• _Problem requirements_: Which lines below hold the word "Ваше"? Report each one.

• _Excerpted records_:

"""

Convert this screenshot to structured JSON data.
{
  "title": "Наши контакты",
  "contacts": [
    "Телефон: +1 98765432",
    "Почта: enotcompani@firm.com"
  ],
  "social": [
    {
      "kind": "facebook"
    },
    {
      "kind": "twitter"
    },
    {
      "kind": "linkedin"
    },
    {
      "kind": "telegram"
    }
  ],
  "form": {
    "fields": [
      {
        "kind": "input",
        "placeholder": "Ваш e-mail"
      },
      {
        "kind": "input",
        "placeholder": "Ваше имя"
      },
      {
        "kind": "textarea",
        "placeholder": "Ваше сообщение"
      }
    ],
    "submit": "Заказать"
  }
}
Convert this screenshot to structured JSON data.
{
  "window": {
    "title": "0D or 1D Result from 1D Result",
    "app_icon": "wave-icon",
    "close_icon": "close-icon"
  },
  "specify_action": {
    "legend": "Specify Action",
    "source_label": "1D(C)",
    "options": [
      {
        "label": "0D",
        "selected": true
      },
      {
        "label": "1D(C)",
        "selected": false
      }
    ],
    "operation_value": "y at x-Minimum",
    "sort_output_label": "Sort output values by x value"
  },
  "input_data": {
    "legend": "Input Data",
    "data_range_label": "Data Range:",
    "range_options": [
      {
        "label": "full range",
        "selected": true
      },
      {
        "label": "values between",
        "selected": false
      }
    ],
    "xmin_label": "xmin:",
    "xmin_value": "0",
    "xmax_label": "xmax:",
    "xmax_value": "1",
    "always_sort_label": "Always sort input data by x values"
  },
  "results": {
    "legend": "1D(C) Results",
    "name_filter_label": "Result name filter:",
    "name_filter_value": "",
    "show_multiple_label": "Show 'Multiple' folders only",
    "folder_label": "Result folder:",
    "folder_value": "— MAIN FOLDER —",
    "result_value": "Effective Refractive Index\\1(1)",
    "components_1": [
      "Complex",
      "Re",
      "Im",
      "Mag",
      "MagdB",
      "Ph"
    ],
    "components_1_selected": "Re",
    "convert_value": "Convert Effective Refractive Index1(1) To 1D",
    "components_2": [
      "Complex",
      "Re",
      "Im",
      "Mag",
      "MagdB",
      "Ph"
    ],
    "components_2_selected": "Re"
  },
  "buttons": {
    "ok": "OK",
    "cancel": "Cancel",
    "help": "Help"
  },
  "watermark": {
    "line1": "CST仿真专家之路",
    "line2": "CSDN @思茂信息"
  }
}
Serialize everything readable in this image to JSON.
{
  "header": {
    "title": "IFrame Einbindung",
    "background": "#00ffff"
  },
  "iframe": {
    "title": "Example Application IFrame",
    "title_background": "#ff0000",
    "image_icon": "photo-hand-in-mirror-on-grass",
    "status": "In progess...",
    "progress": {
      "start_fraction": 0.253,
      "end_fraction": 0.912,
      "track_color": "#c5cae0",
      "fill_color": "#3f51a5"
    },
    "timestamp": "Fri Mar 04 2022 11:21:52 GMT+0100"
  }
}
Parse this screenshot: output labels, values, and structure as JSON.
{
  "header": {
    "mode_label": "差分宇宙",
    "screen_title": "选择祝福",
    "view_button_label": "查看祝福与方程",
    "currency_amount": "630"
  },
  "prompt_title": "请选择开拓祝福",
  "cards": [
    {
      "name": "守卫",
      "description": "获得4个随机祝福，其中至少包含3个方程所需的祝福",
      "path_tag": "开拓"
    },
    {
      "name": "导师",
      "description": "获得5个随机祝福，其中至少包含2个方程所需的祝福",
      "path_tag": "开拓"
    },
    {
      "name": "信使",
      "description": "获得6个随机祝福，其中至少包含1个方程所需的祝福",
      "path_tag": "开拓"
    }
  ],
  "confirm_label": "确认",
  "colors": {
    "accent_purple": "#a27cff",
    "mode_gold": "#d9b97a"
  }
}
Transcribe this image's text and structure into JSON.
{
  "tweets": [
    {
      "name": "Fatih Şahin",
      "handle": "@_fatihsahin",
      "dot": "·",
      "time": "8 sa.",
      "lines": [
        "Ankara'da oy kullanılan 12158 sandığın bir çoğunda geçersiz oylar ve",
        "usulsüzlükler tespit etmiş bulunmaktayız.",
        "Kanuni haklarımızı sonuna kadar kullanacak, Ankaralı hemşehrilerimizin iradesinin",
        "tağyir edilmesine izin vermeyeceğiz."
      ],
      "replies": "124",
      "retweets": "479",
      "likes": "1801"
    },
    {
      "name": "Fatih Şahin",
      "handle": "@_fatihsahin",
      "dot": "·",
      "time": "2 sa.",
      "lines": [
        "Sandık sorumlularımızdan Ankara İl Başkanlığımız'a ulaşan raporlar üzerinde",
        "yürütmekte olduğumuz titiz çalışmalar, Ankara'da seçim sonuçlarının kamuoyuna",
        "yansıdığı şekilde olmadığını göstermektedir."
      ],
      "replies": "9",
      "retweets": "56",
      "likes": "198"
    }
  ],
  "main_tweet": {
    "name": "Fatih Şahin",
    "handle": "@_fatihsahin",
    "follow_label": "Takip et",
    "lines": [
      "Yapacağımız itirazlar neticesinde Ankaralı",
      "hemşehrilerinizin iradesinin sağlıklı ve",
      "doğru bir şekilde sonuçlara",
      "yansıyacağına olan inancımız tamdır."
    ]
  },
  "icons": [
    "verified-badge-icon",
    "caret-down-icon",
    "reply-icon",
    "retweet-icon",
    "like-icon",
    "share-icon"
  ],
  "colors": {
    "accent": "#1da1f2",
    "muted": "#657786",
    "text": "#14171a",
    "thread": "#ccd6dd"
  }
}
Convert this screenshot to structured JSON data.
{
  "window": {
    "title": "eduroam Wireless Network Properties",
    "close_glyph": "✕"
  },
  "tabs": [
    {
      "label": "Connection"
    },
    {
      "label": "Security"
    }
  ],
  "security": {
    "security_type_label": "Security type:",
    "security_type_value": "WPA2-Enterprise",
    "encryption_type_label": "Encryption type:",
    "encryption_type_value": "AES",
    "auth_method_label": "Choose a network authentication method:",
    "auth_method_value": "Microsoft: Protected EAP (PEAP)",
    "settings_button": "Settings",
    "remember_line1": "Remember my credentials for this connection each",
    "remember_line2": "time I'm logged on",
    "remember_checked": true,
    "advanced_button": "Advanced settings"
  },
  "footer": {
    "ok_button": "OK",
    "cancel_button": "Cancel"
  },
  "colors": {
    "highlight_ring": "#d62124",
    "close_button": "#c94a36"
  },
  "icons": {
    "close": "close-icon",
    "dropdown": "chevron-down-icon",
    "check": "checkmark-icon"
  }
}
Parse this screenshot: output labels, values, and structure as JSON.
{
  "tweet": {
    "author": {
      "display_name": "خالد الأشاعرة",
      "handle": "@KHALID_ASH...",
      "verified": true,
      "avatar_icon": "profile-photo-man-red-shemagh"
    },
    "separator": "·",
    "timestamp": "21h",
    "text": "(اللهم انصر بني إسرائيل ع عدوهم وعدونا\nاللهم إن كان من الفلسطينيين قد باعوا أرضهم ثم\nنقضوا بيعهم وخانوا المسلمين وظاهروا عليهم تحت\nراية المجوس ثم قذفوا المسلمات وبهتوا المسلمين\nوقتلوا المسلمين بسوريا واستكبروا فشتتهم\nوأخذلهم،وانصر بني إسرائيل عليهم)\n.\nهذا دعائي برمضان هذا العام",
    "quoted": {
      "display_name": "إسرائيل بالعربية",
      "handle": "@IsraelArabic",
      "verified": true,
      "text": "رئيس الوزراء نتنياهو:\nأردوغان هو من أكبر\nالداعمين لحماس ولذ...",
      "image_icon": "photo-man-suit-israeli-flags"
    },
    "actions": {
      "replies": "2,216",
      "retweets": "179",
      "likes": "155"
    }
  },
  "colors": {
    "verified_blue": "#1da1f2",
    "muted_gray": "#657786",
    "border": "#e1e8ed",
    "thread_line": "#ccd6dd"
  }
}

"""

• _Solution_:
        "placeholder": "Ваше имя"
        "placeholder": "Ваше сообщение"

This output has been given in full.